But did it ever occur to any offhand critics of white nationalism that white nationalists might even have some valid arguments, and that maybe this accounts for some people who are not avowed white nationalists sharing some talking points with avowed white nationalists? I and my neighbor may have varying mileage on a multitude of issues, but that doesn't render one or the other of us utterly incapable of making astute observations or identifying realities. Why should any nominal group be given a monopoly on talking points? They're talking points, they don't belong to any particular party. Some non-white people are even known to share talking points with white nationalists, as much as it might inspire cognitive dissonance in the boggled minds of some here. It's not just possible, but actually quite common, for people to share some views even as their more general outlooks are significantly nuanced. Two people can, for example, agree that western nations have been subject to an orchestrated program of demographic replacement (there is, after all, a certain amount of historical evidence and political testimony to support that view) even while possessing differing views on whether or not it is desirable to share one's ancestral homeland with others of a different ethnic and cultural background. Is there any truth, substance and food for thought to be extracted from the talking point or not? This is all that should matter.
If people actually got into the real world instead of viewing it through media tropes, they'd realize that the numbers of white Europeans who object to demographic replacism — a phenomenon which, at this stage, could only be denied by those who don't get out and about much, whether one attributes its existence to deliberate design or a conspiracy of happenstance — are swelled by a great contingent of liberally minded folk who have been sharing and socializing with people of different ethnicities for decades.
(To me, Watson comes off like a pretty safe civic nationalist with streaks of classical liberalism, but I'm not offering a categorical statement on whether he is or isn't white nationalist. Maybe he's a really sneaky white nationalist operating under the cover of a pretty safe civic nationalist or something, whatever, that's not my argument.)
Card-carrying member of the Weller-approved, feathercut-sporting dadrocker club for around three decades now. Utterly lost without the muse and direction a certain firebrand gave him. Now reduced to claiming that he wanted a quiet life all along and was never drawn to Morrissey in the first place for the inherent edginess he himself lacked and, according to his own previous testimony, desired in the band to which he would belong.

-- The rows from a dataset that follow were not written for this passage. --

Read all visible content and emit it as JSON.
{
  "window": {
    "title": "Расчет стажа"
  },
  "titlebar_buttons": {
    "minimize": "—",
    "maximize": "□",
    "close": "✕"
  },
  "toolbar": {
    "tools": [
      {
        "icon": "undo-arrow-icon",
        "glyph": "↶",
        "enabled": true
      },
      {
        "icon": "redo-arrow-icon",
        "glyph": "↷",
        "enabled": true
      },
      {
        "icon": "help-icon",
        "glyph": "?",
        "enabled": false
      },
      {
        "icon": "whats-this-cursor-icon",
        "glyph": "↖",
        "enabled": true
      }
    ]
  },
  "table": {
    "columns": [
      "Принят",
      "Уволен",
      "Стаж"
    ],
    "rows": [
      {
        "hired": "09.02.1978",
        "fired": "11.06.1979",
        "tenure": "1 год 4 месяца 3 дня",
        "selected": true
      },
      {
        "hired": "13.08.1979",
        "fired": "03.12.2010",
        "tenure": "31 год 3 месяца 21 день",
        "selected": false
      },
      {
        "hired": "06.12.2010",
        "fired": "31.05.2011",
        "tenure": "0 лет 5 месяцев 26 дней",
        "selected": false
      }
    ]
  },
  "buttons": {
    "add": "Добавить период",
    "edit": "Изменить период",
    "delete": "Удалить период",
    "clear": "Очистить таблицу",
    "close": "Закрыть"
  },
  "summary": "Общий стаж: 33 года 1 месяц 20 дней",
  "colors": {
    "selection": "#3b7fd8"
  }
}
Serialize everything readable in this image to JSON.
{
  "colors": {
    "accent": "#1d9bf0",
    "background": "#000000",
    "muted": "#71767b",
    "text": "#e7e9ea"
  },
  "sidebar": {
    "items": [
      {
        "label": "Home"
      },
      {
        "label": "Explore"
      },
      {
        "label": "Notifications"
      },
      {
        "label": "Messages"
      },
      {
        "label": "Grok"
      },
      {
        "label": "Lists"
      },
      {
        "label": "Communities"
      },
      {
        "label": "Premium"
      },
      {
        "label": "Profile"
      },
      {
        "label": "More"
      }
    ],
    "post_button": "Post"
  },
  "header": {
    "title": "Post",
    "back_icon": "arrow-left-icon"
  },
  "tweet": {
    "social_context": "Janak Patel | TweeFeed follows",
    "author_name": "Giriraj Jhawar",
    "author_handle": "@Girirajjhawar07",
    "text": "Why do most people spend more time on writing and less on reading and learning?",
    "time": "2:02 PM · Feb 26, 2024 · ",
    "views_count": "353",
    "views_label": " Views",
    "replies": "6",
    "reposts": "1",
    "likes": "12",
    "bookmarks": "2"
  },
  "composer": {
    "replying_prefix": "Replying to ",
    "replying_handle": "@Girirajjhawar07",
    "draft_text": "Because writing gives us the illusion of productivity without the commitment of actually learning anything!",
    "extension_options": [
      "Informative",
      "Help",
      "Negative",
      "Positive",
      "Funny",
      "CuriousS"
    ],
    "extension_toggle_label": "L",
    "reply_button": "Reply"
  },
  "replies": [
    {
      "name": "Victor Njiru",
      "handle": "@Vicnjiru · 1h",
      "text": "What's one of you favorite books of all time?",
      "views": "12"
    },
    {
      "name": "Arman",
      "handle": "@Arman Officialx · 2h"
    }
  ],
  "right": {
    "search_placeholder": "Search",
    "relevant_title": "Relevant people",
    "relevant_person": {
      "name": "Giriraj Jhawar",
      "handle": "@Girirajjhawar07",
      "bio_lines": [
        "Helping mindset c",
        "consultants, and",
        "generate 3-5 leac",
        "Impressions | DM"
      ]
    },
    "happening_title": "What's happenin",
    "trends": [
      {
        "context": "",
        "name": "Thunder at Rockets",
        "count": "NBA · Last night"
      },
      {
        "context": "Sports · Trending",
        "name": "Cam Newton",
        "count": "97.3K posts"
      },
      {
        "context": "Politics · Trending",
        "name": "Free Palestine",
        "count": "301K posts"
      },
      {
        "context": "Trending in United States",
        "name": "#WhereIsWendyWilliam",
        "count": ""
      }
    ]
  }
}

This guy's hero was Keith Richards, for goodness' sake. He had four or five inspired years in the Smiths, a contribution for which I am sincerely grateful, but he was always a square.
The emotional homecomings of the healthily robust and enduringly relevant (not just due to the great prescience of many of his earlier works),

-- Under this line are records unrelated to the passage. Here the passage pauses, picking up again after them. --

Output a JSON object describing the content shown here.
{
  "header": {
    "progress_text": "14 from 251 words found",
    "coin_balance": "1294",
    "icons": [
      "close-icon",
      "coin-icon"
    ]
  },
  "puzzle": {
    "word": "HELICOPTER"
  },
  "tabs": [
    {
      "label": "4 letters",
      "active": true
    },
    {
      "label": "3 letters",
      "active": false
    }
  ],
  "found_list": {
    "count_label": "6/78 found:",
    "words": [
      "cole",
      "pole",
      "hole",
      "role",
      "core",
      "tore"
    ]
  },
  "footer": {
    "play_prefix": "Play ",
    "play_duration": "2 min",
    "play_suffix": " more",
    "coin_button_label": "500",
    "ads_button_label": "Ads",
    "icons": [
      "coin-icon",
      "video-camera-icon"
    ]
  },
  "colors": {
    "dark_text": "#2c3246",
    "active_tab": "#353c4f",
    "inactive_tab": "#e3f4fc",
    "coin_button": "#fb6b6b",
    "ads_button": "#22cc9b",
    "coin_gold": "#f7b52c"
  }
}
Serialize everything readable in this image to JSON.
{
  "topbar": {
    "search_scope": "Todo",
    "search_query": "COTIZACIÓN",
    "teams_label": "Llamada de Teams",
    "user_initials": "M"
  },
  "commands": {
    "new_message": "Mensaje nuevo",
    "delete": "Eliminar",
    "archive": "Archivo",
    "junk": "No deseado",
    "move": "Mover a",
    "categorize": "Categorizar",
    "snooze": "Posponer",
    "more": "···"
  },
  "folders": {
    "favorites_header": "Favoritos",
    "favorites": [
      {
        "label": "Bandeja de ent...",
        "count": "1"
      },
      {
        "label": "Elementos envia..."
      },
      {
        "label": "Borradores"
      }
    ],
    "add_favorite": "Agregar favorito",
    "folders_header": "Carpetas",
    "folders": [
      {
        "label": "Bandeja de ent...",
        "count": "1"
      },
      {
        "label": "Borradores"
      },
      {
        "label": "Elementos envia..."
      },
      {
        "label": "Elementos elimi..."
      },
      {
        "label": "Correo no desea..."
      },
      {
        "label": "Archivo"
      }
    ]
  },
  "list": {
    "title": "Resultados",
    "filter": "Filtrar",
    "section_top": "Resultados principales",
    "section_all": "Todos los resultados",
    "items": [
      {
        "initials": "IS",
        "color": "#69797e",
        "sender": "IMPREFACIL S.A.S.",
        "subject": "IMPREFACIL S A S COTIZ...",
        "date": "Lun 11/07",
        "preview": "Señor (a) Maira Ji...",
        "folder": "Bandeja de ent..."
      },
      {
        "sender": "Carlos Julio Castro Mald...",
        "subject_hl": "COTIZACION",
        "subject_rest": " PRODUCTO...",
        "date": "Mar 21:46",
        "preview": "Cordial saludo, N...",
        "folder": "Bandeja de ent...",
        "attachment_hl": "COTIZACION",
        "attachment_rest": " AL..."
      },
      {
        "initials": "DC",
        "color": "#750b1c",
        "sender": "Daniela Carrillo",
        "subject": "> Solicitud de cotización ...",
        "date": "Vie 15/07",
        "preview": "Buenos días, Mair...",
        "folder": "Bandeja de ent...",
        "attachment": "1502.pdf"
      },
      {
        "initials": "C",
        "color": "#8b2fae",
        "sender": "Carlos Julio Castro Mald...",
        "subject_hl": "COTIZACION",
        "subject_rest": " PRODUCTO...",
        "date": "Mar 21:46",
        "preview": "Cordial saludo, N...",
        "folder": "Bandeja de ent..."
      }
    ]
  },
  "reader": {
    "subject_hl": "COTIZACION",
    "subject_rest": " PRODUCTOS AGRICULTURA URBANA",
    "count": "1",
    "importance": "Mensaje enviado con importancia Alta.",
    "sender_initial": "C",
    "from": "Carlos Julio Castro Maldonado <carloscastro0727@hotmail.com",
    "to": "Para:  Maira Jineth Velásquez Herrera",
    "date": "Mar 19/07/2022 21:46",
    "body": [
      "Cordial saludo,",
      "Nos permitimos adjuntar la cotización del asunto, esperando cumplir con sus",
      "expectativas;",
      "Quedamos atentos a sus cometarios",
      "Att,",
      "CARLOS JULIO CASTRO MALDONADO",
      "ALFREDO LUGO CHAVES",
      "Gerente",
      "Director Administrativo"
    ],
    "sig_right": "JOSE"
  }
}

Or the paisley-splattered, wizened, eternally constipated cabaret of the sanitized and accepted,
It's a no-brainer for me.
It's actually not goalpost moving at all, it's just that you're used to grifters spoon-feeding you their dishonest interpretations of "data" and so you don't understand how to look at what this information actually suggests. More people feeling comfortable identifying as homosexual in a poll conducted over the telephone does not mean there is an uptick in the number of homosexuals roaming the earth or that nefarious forces are somehow "turning" children gay.

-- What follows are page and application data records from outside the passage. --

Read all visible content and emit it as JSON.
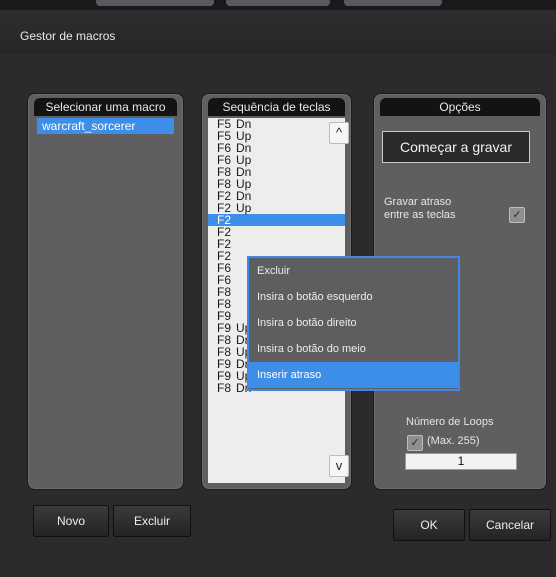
{
  "window": {
    "title": "Gestor de macros"
  },
  "macro_panel": {
    "header": "Selecionar uma macro",
    "items": [
      "warcraft_sorcerer"
    ]
  },
  "sequence_panel": {
    "header": "Sequência de teclas",
    "rows": [
      {
        "key": "F5",
        "action": "Dn"
      },
      {
        "key": "F5",
        "action": "Up"
      },
      {
        "key": "F6",
        "action": "Dn"
      },
      {
        "key": "F6",
        "action": "Up"
      },
      {
        "key": "F8",
        "action": "Dn"
      },
      {
        "key": "F8",
        "action": "Up"
      },
      {
        "key": "F2",
        "action": "Dn"
      },
      {
        "key": "F2",
        "action": "Up"
      },
      {
        "key": "F2",
        "action": ""
      },
      {
        "key": "F2",
        "action": ""
      },
      {
        "key": "F2",
        "action": ""
      },
      {
        "key": "F2",
        "action": ""
      },
      {
        "key": "F6",
        "action": ""
      },
      {
        "key": "F6",
        "action": ""
      },
      {
        "key": "F8",
        "action": ""
      },
      {
        "key": "F8",
        "action": ""
      },
      {
        "key": "F9",
        "action": ""
      },
      {
        "key": "F9",
        "action": "Up"
      },
      {
        "key": "F8",
        "action": "Dn"
      },
      {
        "key": "F8",
        "action": "Up"
      },
      {
        "key": "F9",
        "action": "Dn"
      },
      {
        "key": "F9",
        "action": "Up"
      },
      {
        "key": "F8",
        "action": "Dn"
      }
    ],
    "selected_index": 8,
    "scroll_up": "^",
    "scroll_down": "v"
  },
  "options_panel": {
    "header": "Opções",
    "start_button": "Começar a gravar",
    "record_delay_label_1": "Gravar atraso",
    "record_delay_label_2": "entre as teclas",
    "record_delay_checked": true,
    "loops_label": "Número de Loops",
    "max_label": "(Max. 255)",
    "max_checked": true,
    "loops_value": "1"
  },
  "context_menu": {
    "items": [
      "Excluir",
      "Insira o botão esquerdo",
      "Insira o botão direito",
      "Insira o botão do meio",
      "Inserir atraso"
    ],
    "highlighted_index": 4
  },
  "buttons": {
    "new": "Novo",
    "delete": "Excluir",
    "ok": "OK",
    "cancel": "Cancelar"
  },
  "colors": {
    "accent": "#3d8ee8",
    "panel": "#5f5f61",
    "background": "#2b2b2d"
  },
  "icons": {
    "checkmark": "✓"
  }
}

Nice, Morrissey being championed by a guy banned on IG and FB for hate speech and conspiracy theories.